→ **Task instructions**
Each line in the records below that has the word "Hüseyin" should be copied.

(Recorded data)

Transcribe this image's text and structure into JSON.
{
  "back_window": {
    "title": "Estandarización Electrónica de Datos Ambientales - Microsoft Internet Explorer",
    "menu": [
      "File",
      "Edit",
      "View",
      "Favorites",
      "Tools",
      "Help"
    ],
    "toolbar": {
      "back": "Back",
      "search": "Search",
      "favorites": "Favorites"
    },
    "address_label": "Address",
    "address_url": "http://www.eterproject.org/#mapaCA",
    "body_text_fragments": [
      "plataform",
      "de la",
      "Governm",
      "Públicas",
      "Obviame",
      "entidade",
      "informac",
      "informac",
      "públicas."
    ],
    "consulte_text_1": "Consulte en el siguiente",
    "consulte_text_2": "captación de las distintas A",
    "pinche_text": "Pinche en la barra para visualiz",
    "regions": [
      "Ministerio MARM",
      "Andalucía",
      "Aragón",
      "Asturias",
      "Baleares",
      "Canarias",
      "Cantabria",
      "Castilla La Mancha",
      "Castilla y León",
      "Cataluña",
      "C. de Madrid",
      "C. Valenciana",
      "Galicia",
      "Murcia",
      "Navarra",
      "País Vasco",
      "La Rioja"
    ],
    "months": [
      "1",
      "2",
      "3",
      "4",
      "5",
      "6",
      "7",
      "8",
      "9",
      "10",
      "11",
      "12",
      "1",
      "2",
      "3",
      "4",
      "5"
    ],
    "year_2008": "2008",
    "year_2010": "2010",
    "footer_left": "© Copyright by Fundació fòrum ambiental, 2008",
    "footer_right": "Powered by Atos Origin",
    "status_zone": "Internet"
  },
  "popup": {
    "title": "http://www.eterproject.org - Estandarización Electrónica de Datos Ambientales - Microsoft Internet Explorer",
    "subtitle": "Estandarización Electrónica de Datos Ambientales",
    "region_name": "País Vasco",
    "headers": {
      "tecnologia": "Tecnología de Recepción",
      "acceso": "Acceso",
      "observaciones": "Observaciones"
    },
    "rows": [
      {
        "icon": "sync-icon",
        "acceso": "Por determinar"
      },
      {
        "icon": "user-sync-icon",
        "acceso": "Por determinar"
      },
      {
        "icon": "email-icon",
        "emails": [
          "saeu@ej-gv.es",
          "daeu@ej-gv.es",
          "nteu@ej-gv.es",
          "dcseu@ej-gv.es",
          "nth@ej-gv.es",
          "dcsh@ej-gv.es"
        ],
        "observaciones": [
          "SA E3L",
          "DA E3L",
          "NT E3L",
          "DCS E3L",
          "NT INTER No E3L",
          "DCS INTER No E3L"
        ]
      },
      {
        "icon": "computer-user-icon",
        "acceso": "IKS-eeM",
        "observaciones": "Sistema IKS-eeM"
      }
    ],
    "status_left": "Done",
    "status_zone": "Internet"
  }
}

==

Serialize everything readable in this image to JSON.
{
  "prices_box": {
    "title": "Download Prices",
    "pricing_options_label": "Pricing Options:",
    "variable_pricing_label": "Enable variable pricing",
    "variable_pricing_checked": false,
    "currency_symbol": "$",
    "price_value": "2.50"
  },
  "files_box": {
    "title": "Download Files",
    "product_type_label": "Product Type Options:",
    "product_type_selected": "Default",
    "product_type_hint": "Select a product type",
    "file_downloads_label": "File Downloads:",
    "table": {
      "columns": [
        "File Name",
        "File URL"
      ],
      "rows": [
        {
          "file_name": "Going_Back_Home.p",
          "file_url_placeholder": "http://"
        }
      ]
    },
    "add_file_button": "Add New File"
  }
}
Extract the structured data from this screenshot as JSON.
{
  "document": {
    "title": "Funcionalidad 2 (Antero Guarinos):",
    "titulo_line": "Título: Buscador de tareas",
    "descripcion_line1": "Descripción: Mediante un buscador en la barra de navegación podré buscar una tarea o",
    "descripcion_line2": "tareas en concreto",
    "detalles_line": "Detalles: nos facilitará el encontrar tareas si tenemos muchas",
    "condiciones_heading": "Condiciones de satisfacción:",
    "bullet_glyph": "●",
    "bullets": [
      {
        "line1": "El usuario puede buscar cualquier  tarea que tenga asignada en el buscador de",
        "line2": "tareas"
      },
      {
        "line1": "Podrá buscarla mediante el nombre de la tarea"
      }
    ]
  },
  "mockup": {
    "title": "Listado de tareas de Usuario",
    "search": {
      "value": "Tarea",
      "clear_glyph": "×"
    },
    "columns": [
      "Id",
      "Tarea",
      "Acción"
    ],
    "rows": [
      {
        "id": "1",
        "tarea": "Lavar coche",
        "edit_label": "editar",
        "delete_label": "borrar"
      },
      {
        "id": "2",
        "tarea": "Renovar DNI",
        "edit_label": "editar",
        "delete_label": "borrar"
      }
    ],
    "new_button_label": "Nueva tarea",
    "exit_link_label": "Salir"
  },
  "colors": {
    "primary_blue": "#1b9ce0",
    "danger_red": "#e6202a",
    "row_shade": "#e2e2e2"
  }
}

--

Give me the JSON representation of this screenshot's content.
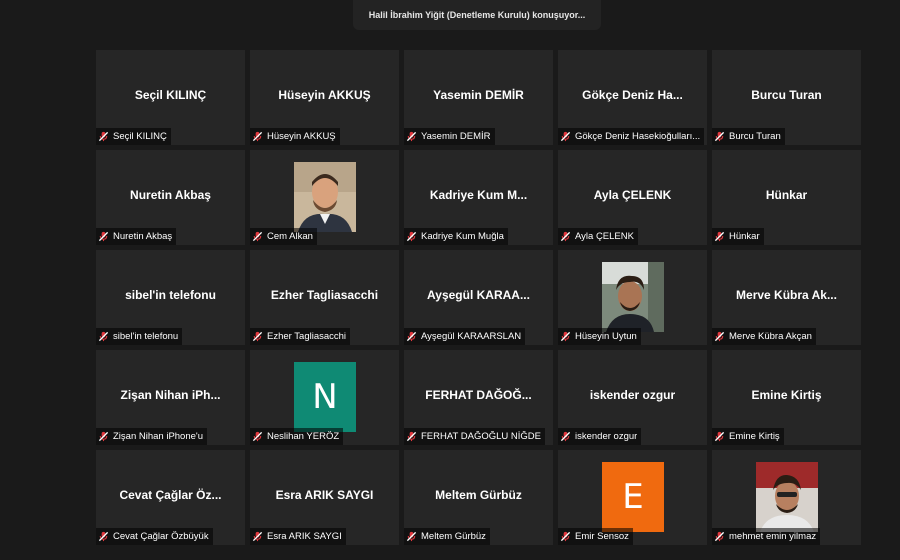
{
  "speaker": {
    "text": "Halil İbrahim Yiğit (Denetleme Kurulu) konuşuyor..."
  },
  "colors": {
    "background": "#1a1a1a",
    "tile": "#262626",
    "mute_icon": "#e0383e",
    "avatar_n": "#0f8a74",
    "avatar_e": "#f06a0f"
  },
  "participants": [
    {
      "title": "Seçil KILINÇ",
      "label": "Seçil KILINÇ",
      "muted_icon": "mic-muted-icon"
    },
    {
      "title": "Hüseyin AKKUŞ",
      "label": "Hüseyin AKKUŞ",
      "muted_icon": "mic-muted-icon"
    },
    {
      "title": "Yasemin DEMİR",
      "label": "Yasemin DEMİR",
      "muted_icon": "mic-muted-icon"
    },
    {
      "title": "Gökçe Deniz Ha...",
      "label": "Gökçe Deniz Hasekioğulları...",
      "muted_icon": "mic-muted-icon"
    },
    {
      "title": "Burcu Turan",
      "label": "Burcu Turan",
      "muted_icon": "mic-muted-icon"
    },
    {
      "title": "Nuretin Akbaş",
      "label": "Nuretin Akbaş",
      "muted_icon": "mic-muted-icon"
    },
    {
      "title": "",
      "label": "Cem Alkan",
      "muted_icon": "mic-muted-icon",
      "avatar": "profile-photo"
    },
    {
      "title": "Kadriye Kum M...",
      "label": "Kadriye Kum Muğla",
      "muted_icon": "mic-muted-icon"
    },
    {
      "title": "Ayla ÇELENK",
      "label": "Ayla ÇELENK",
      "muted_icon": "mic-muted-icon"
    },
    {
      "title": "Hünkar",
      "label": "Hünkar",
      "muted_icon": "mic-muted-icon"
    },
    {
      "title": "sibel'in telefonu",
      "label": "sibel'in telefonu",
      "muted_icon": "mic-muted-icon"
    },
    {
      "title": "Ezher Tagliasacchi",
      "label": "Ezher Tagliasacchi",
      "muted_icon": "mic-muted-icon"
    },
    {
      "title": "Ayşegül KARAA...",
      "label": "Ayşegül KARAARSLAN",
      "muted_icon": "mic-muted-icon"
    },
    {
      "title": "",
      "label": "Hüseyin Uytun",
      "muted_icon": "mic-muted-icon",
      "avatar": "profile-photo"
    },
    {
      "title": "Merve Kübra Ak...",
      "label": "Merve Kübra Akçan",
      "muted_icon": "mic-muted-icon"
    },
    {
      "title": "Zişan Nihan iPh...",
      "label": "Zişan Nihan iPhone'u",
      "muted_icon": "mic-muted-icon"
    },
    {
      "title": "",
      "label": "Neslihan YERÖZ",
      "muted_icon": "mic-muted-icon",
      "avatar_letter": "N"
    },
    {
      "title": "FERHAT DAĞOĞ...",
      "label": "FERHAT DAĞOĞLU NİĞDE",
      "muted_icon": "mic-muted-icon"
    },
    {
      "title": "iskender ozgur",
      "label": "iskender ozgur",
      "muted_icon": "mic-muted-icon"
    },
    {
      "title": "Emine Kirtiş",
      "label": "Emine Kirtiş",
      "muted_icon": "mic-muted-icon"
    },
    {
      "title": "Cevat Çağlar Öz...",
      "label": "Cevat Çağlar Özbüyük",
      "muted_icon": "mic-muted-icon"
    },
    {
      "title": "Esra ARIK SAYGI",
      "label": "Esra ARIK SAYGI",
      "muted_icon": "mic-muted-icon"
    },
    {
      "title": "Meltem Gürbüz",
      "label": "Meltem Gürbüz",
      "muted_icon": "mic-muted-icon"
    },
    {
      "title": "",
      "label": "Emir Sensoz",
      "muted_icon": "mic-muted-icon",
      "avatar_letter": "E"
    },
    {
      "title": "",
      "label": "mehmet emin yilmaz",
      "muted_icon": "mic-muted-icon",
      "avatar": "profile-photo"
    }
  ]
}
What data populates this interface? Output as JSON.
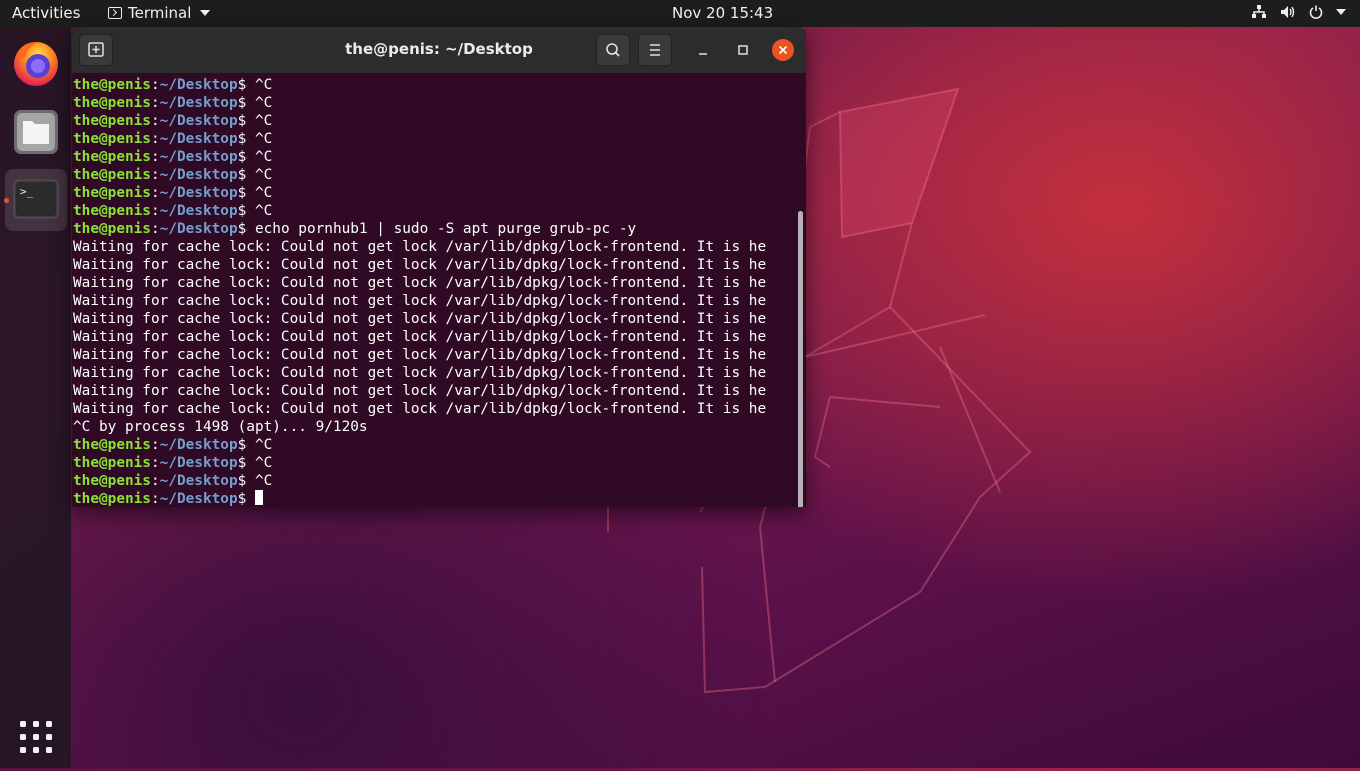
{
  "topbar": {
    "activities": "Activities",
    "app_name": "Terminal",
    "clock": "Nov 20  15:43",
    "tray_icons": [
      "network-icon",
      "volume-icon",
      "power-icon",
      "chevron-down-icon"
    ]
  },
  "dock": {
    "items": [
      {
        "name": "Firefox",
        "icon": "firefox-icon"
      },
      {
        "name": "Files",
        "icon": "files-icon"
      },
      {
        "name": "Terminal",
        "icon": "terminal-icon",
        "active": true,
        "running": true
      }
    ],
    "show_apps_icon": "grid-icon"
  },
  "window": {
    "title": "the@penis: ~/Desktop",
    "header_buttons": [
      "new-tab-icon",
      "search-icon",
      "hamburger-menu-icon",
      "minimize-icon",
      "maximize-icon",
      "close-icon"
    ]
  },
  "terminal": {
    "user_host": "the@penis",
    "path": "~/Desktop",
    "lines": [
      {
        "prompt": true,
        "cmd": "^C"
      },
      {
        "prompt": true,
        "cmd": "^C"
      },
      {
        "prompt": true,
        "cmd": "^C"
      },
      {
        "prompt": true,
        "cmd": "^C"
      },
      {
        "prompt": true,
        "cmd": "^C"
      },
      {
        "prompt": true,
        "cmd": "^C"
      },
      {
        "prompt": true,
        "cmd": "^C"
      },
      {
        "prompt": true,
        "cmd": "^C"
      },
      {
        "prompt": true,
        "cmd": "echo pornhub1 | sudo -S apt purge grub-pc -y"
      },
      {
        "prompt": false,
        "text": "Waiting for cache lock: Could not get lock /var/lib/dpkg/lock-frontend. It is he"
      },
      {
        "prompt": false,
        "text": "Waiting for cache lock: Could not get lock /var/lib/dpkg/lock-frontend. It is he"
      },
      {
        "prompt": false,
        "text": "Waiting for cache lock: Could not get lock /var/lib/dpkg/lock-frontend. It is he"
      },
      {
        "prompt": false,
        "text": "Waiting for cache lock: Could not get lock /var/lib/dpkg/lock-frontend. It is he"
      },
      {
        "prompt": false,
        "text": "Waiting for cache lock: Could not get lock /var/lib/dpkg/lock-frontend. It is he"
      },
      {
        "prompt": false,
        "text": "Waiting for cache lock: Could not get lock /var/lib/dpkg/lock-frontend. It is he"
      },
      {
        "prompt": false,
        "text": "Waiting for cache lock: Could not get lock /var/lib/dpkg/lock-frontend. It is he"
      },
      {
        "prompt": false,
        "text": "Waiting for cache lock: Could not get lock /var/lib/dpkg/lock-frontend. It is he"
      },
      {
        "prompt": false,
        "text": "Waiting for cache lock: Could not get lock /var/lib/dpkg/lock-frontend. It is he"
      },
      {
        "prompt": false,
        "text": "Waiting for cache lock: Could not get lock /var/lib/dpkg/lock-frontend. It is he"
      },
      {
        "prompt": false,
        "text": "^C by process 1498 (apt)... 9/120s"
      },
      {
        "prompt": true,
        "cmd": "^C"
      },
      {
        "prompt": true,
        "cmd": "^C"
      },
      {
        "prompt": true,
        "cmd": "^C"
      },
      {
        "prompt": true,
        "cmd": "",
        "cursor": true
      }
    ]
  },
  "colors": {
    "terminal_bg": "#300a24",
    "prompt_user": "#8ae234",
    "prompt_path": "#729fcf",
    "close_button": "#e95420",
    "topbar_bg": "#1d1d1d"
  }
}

→ **Exercise answer**
      "title": "Hüseyin AKKUŞ",
      "label": "Hüseyin AKKUŞ",
      "label": "Hüseyin Uytun",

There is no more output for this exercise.